(b) It terminates all legal relationships between the adopted person and the adopted person’s relatives, including the birth parents, except a birth parent who is a petitioner or who is married to a petitioner, so that the adopted person thereafter is a stranger to his or her former relatives for all purposes, including the interpretation or construction of documents, statutes, and instruments, whether executed before or after entry of the adoption judgment, that do not expressly include the adopted person by name or by some designation not based on a parent and child or blood relationship, except that rights of inheritance shall be as provided in the Florida Probate Code.
(c) Except for rights of inheritance, it creates the relationship between the adopted person and the petitioner and all relatives of the petitioner that would have existed if the adopted person were a blood descendant of the petitioner born within wedlock. This relationship shall be created for all purposes, including applicability of statutes, documents, and instruments, whether executed before or after entry of the adoption judgment, that do not expressly exclude an adopted person from their operation or effect.

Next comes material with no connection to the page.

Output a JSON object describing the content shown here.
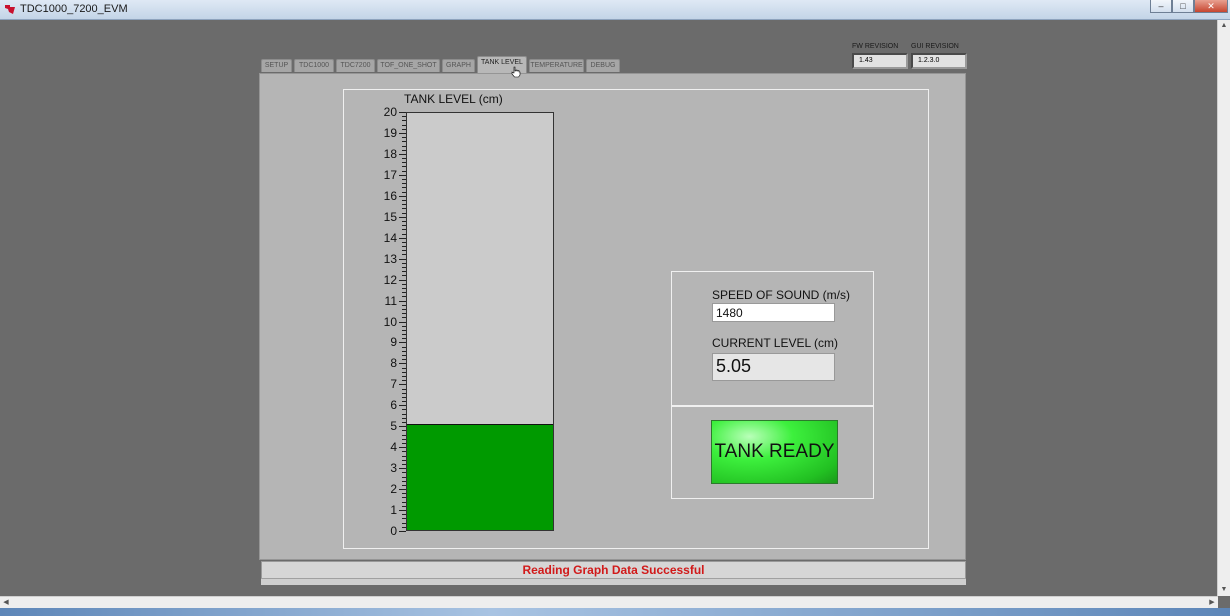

(2) If one or both parents of a child die without the relationship of parent and child having been previously terminated and a spouse of the living parent or a close relative of the child thereafter adopts the child, the child’s right of inheritance from or through the deceased parent is unaffected by the adoption and, unless the court orders otherwise, the adoption will not terminate any grandparent rights delineated under Chapter 752. For purposes of this subsection, a close relative of a child is the child’s brother, sister, grandparent, aunt, or uncle.
Step #5: New birth certificates
Once the adoption is finalized, you can apply for amended birth certificates that list the new mother or father. The old birth certificates will be sealed. If you’re working with us your attorney, we do this for you.
Must we tell the child’s grandparents about the stepparent adoption?
Usually no, but sometimes circumstances do require notifying the grandparent. Generally, the grandparents are notified only if the child has lived with a grandparent for at least six months within the last two years before the filing of the stepparent adoption.
Can someone later challenge the adoption?
Generally not after one year (there are a few exceptions). The relevant section is 63.142 of the Florida Statutes:
“At the conclusion of the hearing, after the court determines that the date for a parent to file an appeal of a valid judgment terminating that parent’s parental rights has passed and no appeal, pursuant to the Florida Rules of Appellate Procedure, is pending and that the adoption is in the best interest of the person to be adopted, a judgment of adoption shall be entered. A judgment terminating parental rights pending adoption is voidable and any later judgment of adoption of that minor is voidable if, upon a parent’s motion for relief from judgment, the court finds that the adoption substantially fails to meet the requirements of this chapter. The motion must be filed within a reasonable time, but not later than 1 year after the date the judgment terminating parental rights was entered.”